There were many wonderful things about that first meditation retreat I attended, back in the summer of 2003. And there was one not-so-wonderful thing: a song got stuck in my head. When you’re on a silent meditation retreat, songs can stay in your head for a really long time, because there’s not much input to displace them. And this song was one I don’t especially like.
It’s by Foreigner, a group that had a burst of prominence when I was in college, and it’s called “Feels Like the First Time.” The chorus begins, “And it feels like the first time, like it never did before / Feels like the first time, like we’ve opened up the door.”
The song was haunting me from early in the retreat, and it proved oddly prophetic. By the end of the retreat, I did feel like a door had opened for the first time.
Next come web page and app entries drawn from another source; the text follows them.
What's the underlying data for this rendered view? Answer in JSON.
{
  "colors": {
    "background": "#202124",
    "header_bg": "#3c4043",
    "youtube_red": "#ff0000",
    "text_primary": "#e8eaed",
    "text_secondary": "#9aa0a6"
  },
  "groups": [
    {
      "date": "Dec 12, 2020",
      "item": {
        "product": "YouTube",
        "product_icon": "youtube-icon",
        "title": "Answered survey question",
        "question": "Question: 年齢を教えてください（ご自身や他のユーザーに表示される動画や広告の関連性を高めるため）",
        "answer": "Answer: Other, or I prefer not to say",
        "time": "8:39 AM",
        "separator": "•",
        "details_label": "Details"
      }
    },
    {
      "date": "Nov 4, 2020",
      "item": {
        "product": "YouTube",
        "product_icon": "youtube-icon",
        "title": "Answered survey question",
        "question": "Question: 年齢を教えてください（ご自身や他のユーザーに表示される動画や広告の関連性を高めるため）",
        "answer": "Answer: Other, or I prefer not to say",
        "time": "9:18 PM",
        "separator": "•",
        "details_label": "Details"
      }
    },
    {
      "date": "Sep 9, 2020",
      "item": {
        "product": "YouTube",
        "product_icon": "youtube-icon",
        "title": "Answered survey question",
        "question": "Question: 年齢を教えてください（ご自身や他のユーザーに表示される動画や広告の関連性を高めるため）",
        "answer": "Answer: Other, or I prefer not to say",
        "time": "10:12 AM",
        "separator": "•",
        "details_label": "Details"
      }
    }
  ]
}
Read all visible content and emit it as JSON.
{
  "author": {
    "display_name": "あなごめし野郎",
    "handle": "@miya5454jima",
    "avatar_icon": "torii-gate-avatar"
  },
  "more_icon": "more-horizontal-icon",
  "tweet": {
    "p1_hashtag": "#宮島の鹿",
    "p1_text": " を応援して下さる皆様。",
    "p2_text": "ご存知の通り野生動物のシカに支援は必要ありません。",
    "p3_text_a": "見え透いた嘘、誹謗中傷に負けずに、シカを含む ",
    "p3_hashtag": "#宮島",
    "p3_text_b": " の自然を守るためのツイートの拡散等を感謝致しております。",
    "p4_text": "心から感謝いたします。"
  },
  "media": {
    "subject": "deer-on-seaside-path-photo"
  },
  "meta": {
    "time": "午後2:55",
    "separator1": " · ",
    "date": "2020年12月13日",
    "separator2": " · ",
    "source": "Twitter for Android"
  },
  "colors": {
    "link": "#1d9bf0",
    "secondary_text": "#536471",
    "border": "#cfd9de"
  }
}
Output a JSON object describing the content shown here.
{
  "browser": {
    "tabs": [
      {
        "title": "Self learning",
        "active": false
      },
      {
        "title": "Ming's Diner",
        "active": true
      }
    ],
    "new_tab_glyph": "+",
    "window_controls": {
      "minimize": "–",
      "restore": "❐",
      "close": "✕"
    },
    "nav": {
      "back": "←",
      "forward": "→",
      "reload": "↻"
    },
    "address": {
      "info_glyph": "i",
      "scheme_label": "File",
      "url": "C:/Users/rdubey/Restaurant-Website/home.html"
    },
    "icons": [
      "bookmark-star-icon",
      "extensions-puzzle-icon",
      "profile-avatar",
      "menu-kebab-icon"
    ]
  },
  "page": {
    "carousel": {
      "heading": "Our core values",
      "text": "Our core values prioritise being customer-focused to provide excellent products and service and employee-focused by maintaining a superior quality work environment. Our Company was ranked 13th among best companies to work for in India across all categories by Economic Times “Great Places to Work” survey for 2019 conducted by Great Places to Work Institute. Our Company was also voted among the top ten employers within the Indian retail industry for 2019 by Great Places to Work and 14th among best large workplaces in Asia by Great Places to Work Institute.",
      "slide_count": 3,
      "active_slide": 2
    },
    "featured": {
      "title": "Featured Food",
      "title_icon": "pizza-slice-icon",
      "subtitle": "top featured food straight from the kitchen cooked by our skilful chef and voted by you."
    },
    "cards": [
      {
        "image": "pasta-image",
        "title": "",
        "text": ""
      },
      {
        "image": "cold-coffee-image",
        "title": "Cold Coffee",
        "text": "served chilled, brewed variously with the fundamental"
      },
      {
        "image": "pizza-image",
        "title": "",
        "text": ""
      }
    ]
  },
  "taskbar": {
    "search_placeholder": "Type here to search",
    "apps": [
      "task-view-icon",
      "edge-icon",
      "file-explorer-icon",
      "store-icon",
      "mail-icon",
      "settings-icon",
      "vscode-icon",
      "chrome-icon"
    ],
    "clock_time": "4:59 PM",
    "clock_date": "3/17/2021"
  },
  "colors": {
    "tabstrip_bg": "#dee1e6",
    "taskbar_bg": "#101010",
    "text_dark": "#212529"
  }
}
In fact, there was a distinct moment when it felt, almost literally, like a door had opened and I had walked into a strange new place. It happened during the overwhelmingly and vibrantly blissful experience I mentioned in chapter 4, the one I had while meditating at night amid loudly chanting insects. Though I had my eyes closed, the experience was very visual, and I remember a distinct moment when I felt I’d crossed some threshold and entered a kind of fuzzily defined cavernous room made of orange and purple light.
Before I explain what I saw in that room, I need to expand on something I’ve already mentioned: the fact that I had been kind of hard on myself during this retreat for not being a good meditator. This was actually part of a long-standing pattern. I’ve always been good at convincing myself I’ve made a mistake, at chastising myself for it, and sometimes at pretty literally hating myself for it. For decades people have told me I shouldn’t be like this. They’ve said things like, “Don’t beat yourself up about it.” This has always annoyed me. My feeling has been that you should beat yourself up about things you do wrong. Otherwise you may keep doing them! And let’s be honest, isn’t one of the big problems with the world how many people do bad things and then don’t feel any need for self-chastisement?
One thing about meditation teachers that bothered me from the get-go was their frequent insistence that we yogis not be hard on ourselves. This is such a common refrain that I’ve encountered people who thought “Don’t be hard on yourself” was a core Buddhist teaching, a message that pervades ancient scripture. It’s not. Here’s a passage from one of the Buddha’s discourses: “Monks, true knowledge is the forerunner in the entry upon wholesome states, with a sense of shame and fear of wrongdoing following along.” You will have to look a long time to find a mindfulness meditation teacher in modern America encouraging students to feel shame.
But I digress….